In the entries below, find each line with the word "white" and pull it out.

--- --- ---

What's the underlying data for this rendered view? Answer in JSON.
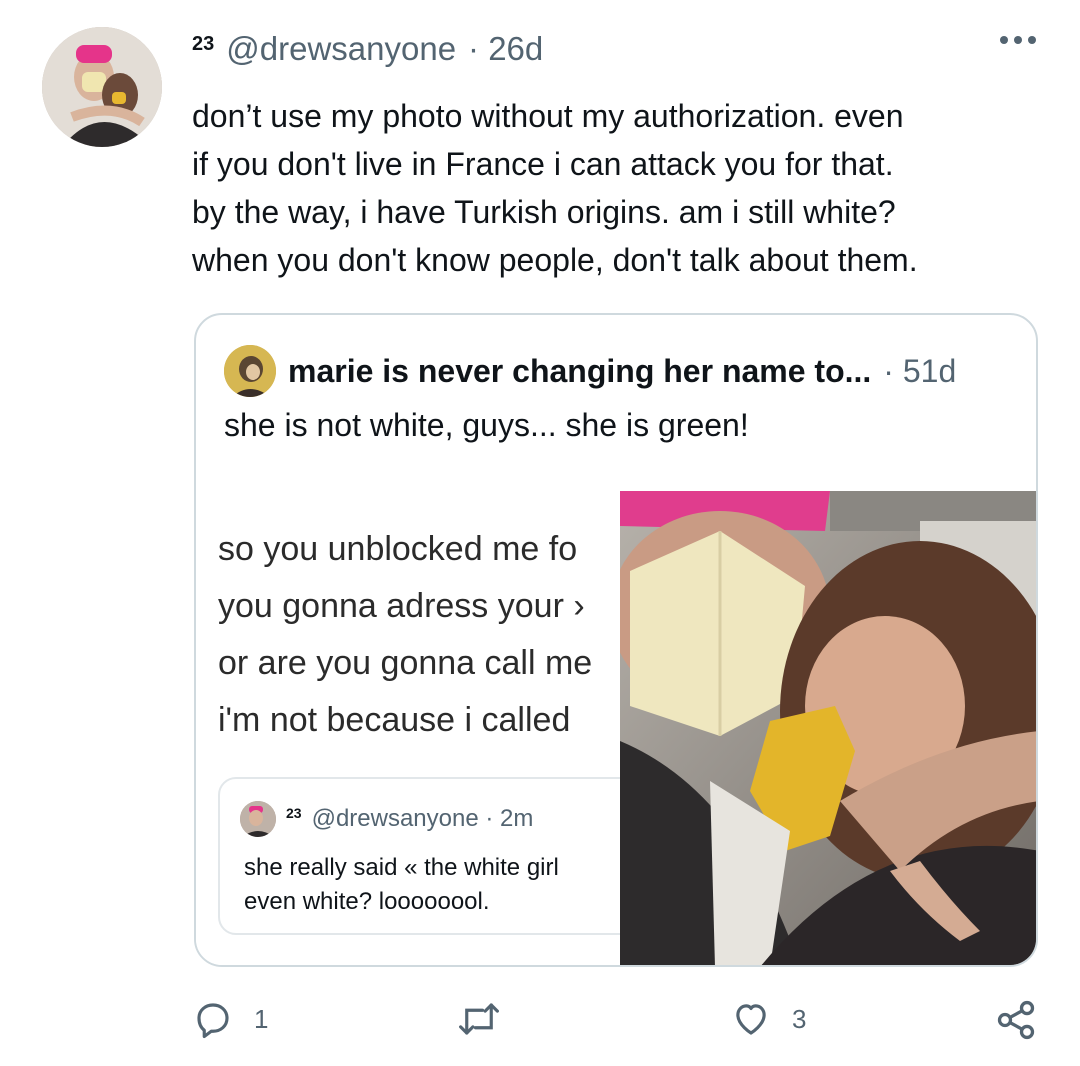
{
  "tweet": {
    "badge": "23",
    "handle": "@drewsanyone",
    "time": "· 26d",
    "lines": [
      "don’t use my photo without my authorization. even",
      "if you don't live in France i can attack you for that.",
      "by the way, i have Turkish origins. am i still white?",
      "when you don't know people, don't talk about them."
    ]
  },
  "quote": {
    "name": "marie is never changing her name to...",
    "time": "· 51d",
    "text": "she is not white, guys... she is green!",
    "screenshot": {
      "lines": [
        "so you unblocked me fo",
        "you gonna adress your ›",
        "or are you gonna call me",
        "i'm not because i called"
      ],
      "inner_tweet": {
        "badge": "23",
        "handle": "@drewsanyone · 2m",
        "lines": [
          "she really said « the white girl",
          "even white? loooooool."
        ]
      }
    }
  },
  "actions": {
    "reply_count": "1",
    "retweet_count": "",
    "like_count": "3"
  },
  "icons": {
    "more": "more-dots-icon",
    "reply": "reply-icon",
    "retweet": "retweet-icon",
    "like": "heart-icon",
    "share": "share-icon"
  },
  "colors": {
    "text": "#0f1419",
    "secondary": "#536471",
    "border": "#cfd9de"
  }
}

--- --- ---

(Exercise output)
      "by the way, i have Turkish origins. am i still white?",
    "text": "she is not white, guys... she is green!",
          "she really said « the white girl",
          "even white? loooooool."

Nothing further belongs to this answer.